> Data listing
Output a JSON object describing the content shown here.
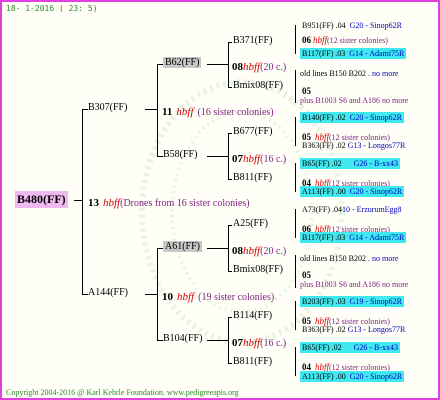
{
  "header": {
    "date": "18- 1-2016 ( 23: 5)"
  },
  "footer": {
    "copyright": "Copyright 2004-2016 @ Karl Kehrle Foundation.   www.pedigreeapis.org"
  },
  "root": {
    "id": "B480(FF)",
    "num": "13",
    "hbff": "hbff",
    "note": "(Drones from 16 sister colonies)"
  },
  "gen1": [
    {
      "id": "B307(FF)",
      "num": "11",
      "hbff": "hbff",
      "note": "(16 sister colonies)"
    },
    {
      "id": "A144(FF)",
      "num": "10",
      "hbff": "hbff",
      "note": "(19 sister colonies)"
    }
  ],
  "gen2": [
    {
      "id": "B62(FF)",
      "num": "08",
      "hbff": "hbff",
      "note": "(20 c.)"
    },
    {
      "id": "B58(FF)",
      "num": "07",
      "hbff": "hbff",
      "note": "(16 c.)"
    },
    {
      "id": "A61(FF)",
      "num": "08",
      "hbff": "hbff",
      "note": "(20 c.)"
    },
    {
      "id": "B104(FF)",
      "num": "07",
      "hbff": "hbff",
      "note": "(16 c.)"
    }
  ],
  "gen3": [
    {
      "id": "B371(FF)",
      "num": "06",
      "hbff": "hbff",
      "note": "(12 sister colonies)"
    },
    {
      "id": "Bmix08(FF)",
      "num": "05",
      "note": ""
    },
    {
      "id": "B677(FF)",
      "num": "05",
      "hbff": "hbff",
      "note": "(12 sister colonies)"
    },
    {
      "id": "B811(FF)",
      "num": "04",
      "hbff": "hbff",
      "note": "(12 sister colonies)"
    },
    {
      "id": "A25(FF)",
      "num": "06",
      "hbff": "hbff",
      "note": "(12 sister colonies)"
    },
    {
      "id": "Bmix08(FF)",
      "num": "05",
      "note": ""
    },
    {
      "id": "B114(FF)",
      "num": "05",
      "hbff": "hbff",
      "note": "(12 sister colonies)"
    },
    {
      "id": "B811(FF)",
      "num": "04",
      "hbff": "hbff",
      "note": "(12 sister colonies)"
    }
  ],
  "leaves": [
    {
      "a": "B951(FF)",
      "b": ".04",
      "c": "G20 - Sinop62R"
    },
    {
      "a": "B117(FF)",
      "b": ".03",
      "c": "G14 - Adami75R"
    },
    {
      "a": "old lines B150 B202",
      "b": "",
      "c": ". no more"
    },
    {
      "a": "plus B1003 S6 and A186",
      "b": "",
      "c": "no more"
    },
    {
      "a": "B140(FF)",
      "b": ".02",
      "c": "G20 - Sinop62R"
    },
    {
      "a": "B363(FF)",
      "b": ".02",
      "c": "G13 - Longos77R"
    },
    {
      "a": "B65(FF)",
      "b": ".02",
      "c": "G26 - B-xx43"
    },
    {
      "a": "A113(FF)",
      "b": ".00",
      "c": "G20 - Sinop62R"
    },
    {
      "a": "A73(FF)",
      "b": ".04",
      "c": "10 - ErzurumEgg8"
    },
    {
      "a": "B117(FF)",
      "b": ".03",
      "c": "G14 - Adami75R"
    },
    {
      "a": "old lines B150 B202",
      "b": "",
      "c": ". no more"
    },
    {
      "a": "plus B1003 S6 and A186",
      "b": "",
      "c": "no more"
    },
    {
      "a": "B203(FF)",
      "b": ".03",
      "c": "G19 - Sinop62R"
    },
    {
      "a": "B363(FF)",
      "b": ".02",
      "c": "G13 - Longos77R"
    },
    {
      "a": "B65(FF)",
      "b": ".02",
      "c": "G26 - B-xx43"
    },
    {
      "a": "A113(FF)",
      "b": ".00",
      "c": "G20 - Sinop62R"
    }
  ]
}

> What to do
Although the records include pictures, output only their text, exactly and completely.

> Completed task
Output a JSON object describing the content shown here.
{
  "header": {
    "date": "18- 1-2016 ( 23: 5)"
  },
  "footer": {
    "copyright": "Copyright 2004-2016 @ Karl Kehrle Foundation.   www.pedigreeapis.org"
  },
  "root": {
    "id": "B480(FF)",
    "num": "13",
    "hbff": "hbff",
    "note": "(Drones from 16 sister colonies)"
  },
  "gen1": [
    {
      "id": "B307(FF)",
      "num": "11",
      "hbff": "hbff",
      "note": "(16 sister colonies)"
    },
    {
      "id": "A144(FF)",
      "num": "10",
      "hbff": "hbff",
      "note": "(19 sister colonies)"
    }
  ],
  "gen2": [
    {
      "id": "B62(FF)",
      "num": "08",
      "hbff": "hbff",
      "note": "(20 c.)"
    },
    {
      "id": "B58(FF)",
      "num": "07",
      "hbff": "hbff",
      "note": "(16 c.)"
    },
    {
      "id": "A61(FF)",
      "num": "08",
      "hbff": "hbff",
      "note": "(20 c.)"
    },
    {
      "id": "B104(FF)",
      "num": "07",
      "hbff": "hbff",
      "note": "(16 c.)"
    }
  ],
  "gen3": [
    {
      "id": "B371(FF)",
      "num": "06",
      "hbff": "hbff",
      "note": "(12 sister colonies)"
    },
    {
      "id": "Bmix08(FF)",
      "num": "05",
      "note": ""
    },
    {
      "id": "B677(FF)",
      "num": "05",
      "hbff": "hbff",
      "note": "(12 sister colonies)"
    },
    {
      "id": "B811(FF)",
      "num": "04",
      "hbff": "hbff",
      "note": "(12 sister colonies)"
    },
    {
      "id": "A25(FF)",
      "num": "06",
      "hbff": "hbff",
      "note": "(12 sister colonies)"
    },
    {
      "id": "Bmix08(FF)",
      "num": "05",
      "note": ""
    },
    {
      "id": "B114(FF)",
      "num": "05",
      "hbff": "hbff",
      "note": "(12 sister colonies)"
    },
    {
      "id": "B811(FF)",
      "num": "04",
      "hbff": "hbff",
      "note": "(12 sister colonies)"
    }
  ],
  "leaves": [
    {
      "a": "B951(FF)",
      "b": ".04",
      "c": "G20 - Sinop62R"
    },
    {
      "a": "B117(FF)",
      "b": ".03",
      "c": "G14 - Adami75R"
    },
    {
      "a": "old lines B150 B202",
      "b": "",
      "c": ". no more"
    },
    {
      "a": "plus B1003 S6 and A186",
      "b": "",
      "c": "no more"
    },
    {
      "a": "B140(FF)",
      "b": ".02",
      "c": "G20 - Sinop62R"
    },
    {
      "a": "B363(FF)",
      "b": ".02",
      "c": "G13 - Longos77R"
    },
    {
      "a": "B65(FF)",
      "b": ".02",
      "c": "G26 - B-xx43"
    },
    {
      "a": "A113(FF)",
      "b": ".00",
      "c": "G20 - Sinop62R"
    },
    {
      "a": "A73(FF)",
      "b": ".04",
      "c": "10 - ErzurumEgg8"
    },
    {
      "a": "B117(FF)",
      "b": ".03",
      "c": "G14 - Adami75R"
    },
    {
      "a": "old lines B150 B202",
      "b": "",
      "c": ". no more"
    },
    {
      "a": "plus B1003 S6 and A186",
      "b": "",
      "c": "no more"
    },
    {
      "a": "B203(FF)",
      "b": ".03",
      "c": "G19 - Sinop62R"
    },
    {
      "a": "B363(FF)",
      "b": ".02",
      "c": "G13 - Longos77R"
    },
    {
      "a": "B65(FF)",
      "b": ".02",
      "c": "G26 - B-xx43"
    },
    {
      "a": "A113(FF)",
      "b": ".00",
      "c": "G20 - Sinop62R"
    }
  ]
}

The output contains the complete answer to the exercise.